▸ What to work on
Scan the entries below for the word "whatsapp" and copy every line in which it occurs.

▸ Provided entries
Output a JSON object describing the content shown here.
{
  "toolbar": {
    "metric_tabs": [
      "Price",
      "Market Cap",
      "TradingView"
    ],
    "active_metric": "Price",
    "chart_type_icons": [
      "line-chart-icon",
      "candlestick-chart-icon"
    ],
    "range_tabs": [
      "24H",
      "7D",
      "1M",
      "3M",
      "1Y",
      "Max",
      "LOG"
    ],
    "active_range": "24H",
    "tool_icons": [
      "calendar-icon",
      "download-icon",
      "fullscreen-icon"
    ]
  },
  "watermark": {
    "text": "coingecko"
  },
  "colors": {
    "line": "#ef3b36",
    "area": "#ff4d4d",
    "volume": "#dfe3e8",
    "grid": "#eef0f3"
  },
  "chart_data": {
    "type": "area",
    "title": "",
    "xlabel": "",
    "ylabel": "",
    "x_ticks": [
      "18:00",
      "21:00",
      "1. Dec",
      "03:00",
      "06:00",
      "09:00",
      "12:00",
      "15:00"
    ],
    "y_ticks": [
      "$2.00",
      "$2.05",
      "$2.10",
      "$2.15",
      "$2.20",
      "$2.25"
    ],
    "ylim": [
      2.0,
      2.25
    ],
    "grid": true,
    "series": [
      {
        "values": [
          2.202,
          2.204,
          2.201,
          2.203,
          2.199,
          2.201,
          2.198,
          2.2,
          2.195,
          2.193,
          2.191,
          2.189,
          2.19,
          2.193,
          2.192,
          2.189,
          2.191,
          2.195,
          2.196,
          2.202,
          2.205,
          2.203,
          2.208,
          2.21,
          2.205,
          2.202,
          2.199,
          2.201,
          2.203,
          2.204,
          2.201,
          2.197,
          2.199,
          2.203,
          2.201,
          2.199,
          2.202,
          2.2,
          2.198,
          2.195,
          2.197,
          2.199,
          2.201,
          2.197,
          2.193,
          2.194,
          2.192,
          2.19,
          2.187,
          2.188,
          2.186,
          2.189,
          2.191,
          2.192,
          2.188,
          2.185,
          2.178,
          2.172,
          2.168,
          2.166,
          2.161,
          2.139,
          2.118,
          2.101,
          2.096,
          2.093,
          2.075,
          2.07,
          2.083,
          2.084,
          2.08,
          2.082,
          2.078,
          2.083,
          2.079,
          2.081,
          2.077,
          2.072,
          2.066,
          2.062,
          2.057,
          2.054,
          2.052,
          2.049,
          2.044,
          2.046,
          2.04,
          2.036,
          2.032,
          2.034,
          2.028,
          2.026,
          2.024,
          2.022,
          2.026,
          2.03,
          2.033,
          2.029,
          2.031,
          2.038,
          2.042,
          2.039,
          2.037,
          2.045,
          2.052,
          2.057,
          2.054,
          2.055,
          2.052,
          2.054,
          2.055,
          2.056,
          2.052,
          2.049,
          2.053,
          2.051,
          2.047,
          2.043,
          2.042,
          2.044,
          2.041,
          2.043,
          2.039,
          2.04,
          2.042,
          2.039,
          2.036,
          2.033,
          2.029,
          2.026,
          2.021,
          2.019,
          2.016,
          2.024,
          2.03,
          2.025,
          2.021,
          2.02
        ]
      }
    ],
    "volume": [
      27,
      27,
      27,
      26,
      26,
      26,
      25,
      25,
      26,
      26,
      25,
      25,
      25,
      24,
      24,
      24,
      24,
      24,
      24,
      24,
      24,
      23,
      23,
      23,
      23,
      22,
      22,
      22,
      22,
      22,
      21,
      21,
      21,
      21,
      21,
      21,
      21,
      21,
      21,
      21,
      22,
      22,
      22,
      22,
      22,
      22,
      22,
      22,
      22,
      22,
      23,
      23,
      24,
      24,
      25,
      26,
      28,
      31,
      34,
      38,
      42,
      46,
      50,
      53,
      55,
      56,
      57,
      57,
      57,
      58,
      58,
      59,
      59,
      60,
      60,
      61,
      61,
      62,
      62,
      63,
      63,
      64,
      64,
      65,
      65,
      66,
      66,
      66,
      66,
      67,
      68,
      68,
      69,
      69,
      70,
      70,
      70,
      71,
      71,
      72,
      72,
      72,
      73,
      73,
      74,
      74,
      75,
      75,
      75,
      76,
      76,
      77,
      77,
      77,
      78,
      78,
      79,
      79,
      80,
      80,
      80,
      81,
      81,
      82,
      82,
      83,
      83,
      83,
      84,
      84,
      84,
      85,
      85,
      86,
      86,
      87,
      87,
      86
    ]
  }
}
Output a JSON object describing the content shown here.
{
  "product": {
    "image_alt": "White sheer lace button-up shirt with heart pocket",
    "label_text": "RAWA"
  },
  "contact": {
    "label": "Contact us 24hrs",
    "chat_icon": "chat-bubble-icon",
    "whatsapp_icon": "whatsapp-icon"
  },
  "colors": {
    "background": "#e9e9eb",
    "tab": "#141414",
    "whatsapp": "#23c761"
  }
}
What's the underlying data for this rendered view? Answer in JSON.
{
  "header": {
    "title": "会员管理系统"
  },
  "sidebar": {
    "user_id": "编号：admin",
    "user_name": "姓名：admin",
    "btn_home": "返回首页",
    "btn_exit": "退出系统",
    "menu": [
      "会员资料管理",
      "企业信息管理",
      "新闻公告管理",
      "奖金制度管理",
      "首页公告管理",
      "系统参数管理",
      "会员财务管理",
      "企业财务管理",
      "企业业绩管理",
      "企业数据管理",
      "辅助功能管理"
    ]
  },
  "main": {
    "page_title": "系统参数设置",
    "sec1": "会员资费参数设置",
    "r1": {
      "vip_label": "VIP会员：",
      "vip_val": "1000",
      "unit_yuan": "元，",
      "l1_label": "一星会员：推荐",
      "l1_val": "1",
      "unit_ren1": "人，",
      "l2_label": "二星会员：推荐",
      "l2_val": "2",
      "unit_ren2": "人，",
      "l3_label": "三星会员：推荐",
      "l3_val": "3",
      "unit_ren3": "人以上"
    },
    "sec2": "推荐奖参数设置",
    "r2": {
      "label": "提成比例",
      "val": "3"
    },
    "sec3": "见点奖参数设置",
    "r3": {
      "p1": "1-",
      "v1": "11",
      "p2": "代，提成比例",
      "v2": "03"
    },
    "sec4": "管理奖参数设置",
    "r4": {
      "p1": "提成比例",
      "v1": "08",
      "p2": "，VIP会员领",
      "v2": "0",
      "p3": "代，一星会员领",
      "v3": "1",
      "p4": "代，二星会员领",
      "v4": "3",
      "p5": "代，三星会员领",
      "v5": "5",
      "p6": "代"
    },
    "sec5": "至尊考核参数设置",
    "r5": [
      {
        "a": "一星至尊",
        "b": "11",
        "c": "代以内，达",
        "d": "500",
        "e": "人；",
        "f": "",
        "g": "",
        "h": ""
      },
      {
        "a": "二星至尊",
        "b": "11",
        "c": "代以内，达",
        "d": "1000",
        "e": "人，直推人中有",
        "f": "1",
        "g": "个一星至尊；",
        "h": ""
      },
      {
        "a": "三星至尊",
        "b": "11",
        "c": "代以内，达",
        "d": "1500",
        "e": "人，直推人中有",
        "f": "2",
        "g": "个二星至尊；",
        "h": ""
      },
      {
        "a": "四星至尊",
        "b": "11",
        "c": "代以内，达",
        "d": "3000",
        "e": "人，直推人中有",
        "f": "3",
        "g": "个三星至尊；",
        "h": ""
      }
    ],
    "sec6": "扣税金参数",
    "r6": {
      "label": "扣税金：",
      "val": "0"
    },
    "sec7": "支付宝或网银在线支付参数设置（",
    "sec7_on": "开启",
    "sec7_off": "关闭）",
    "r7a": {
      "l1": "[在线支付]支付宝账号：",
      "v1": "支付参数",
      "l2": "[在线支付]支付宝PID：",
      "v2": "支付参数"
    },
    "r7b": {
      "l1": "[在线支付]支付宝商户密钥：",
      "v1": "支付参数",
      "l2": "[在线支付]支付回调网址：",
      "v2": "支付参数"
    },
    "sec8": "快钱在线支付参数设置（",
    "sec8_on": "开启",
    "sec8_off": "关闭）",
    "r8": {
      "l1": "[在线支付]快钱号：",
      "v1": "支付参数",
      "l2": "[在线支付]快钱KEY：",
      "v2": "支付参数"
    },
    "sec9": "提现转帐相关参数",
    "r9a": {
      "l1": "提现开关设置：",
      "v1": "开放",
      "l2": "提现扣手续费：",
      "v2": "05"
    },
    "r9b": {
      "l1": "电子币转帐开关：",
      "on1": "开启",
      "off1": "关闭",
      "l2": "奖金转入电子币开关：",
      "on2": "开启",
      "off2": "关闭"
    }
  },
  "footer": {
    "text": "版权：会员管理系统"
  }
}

▸ Exercise response
    "whatsapp_icon": "whatsapp-icon"
    "whatsapp": "#23c761"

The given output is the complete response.